TO DO: All entries are to be repeated exactly as shown below.

SOURCE DATA:
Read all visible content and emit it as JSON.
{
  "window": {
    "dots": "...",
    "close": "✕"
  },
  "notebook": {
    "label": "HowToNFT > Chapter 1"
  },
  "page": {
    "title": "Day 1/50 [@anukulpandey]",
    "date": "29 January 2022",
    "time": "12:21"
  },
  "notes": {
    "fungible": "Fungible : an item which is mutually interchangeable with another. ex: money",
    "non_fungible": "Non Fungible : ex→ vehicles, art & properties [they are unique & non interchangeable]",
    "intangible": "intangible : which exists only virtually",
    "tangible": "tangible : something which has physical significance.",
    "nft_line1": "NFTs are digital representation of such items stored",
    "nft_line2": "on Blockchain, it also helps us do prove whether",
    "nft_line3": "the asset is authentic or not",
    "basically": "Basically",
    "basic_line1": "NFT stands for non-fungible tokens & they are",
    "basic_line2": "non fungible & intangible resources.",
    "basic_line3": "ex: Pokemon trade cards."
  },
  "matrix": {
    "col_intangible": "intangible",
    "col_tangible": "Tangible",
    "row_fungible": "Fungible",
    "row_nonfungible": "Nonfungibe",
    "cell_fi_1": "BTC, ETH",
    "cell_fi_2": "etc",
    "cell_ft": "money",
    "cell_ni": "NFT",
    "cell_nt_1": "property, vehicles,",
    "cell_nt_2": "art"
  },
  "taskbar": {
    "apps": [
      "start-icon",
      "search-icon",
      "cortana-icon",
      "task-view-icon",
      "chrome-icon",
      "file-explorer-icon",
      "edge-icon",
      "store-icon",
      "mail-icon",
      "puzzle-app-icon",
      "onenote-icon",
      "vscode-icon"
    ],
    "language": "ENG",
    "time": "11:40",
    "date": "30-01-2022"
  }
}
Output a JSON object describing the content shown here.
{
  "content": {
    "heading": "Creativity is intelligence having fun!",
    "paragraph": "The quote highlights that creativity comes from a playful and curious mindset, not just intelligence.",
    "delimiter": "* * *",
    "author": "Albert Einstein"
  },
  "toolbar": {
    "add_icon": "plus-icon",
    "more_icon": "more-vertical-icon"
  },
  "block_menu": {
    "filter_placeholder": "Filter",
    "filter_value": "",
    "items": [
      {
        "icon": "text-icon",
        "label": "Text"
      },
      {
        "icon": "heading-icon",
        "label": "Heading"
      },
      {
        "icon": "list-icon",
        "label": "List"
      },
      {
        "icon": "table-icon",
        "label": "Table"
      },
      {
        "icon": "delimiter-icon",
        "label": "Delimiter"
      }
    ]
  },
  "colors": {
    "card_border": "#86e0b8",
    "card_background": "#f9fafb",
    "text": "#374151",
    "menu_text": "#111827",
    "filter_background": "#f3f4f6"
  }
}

OUTPUT:
Read all visible content and emit it as JSON.
{
  "window": {
    "dots": "...",
    "close": "✕"
  },
  "notebook": {
    "label": "HowToNFT > Chapter 1"
  },
  "page": {
    "title": "Day 1/50 [@anukulpandey]",
    "date": "29 January 2022",
    "time": "12:21"
  },
  "notes": {
    "fungible": "Fungible : an item which is mutually interchangeable with another. ex: money",
    "non_fungible": "Non Fungible : ex→ vehicles, art & properties [they are unique & non interchangeable]",
    "intangible": "intangible : which exists only virtually",
    "tangible": "tangible : something which has physical significance.",
    "nft_line1": "NFTs are digital representation of such items stored",
    "nft_line2": "on Blockchain, it also helps us do prove whether",
    "nft_line3": "the asset is authentic or not",
    "basically": "Basically",
    "basic_line1": "NFT stands for non-fungible tokens & they are",
    "basic_line2": "non fungible & intangible resources.",
    "basic_line3": "ex: Pokemon trade cards."
  },
  "matrix": {
    "col_intangible": "intangible",
    "col_tangible": "Tangible",
    "row_fungible": "Fungible",
    "row_nonfungible": "Nonfungibe",
    "cell_fi_1": "BTC, ETH",
    "cell_fi_2": "etc",
    "cell_ft": "money",
    "cell_ni": "NFT",
    "cell_nt_1": "property, vehicles,",
    "cell_nt_2": "art"
  },
  "taskbar": {
    "apps": [
      "start-icon",
      "search-icon",
      "cortana-icon",
      "task-view-icon",
      "chrome-icon",
      "file-explorer-icon",
      "edge-icon",
      "store-icon",
      "mail-icon",
      "puzzle-app-icon",
      "onenote-icon",
      "vscode-icon"
    ],
    "language": "ENG",
    "time": "11:40",
    "date": "30-01-2022"
  }
}
Output a JSON object describing the content shown here.
{
  "content": {
    "heading": "Creativity is intelligence having fun!",
    "paragraph": "The quote highlights that creativity comes from a playful and curious mindset, not just intelligence.",
    "delimiter": "* * *",
    "author": "Albert Einstein"
  },
  "toolbar": {
    "add_icon": "plus-icon",
    "more_icon": "more-vertical-icon"
  },
  "block_menu": {
    "filter_placeholder": "Filter",
    "filter_value": "",
    "items": [
      {
        "icon": "text-icon",
        "label": "Text"
      },
      {
        "icon": "heading-icon",
        "label": "Heading"
      },
      {
        "icon": "list-icon",
        "label": "List"
      },
      {
        "icon": "table-icon",
        "label": "Table"
      },
      {
        "icon": "delimiter-icon",
        "label": "Delimiter"
      }
    ]
  },
  "colors": {
    "card_border": "#86e0b8",
    "card_background": "#f9fafb",
    "text": "#374151",
    "menu_text": "#111827",
    "filter_background": "#f3f4f6"
  }
}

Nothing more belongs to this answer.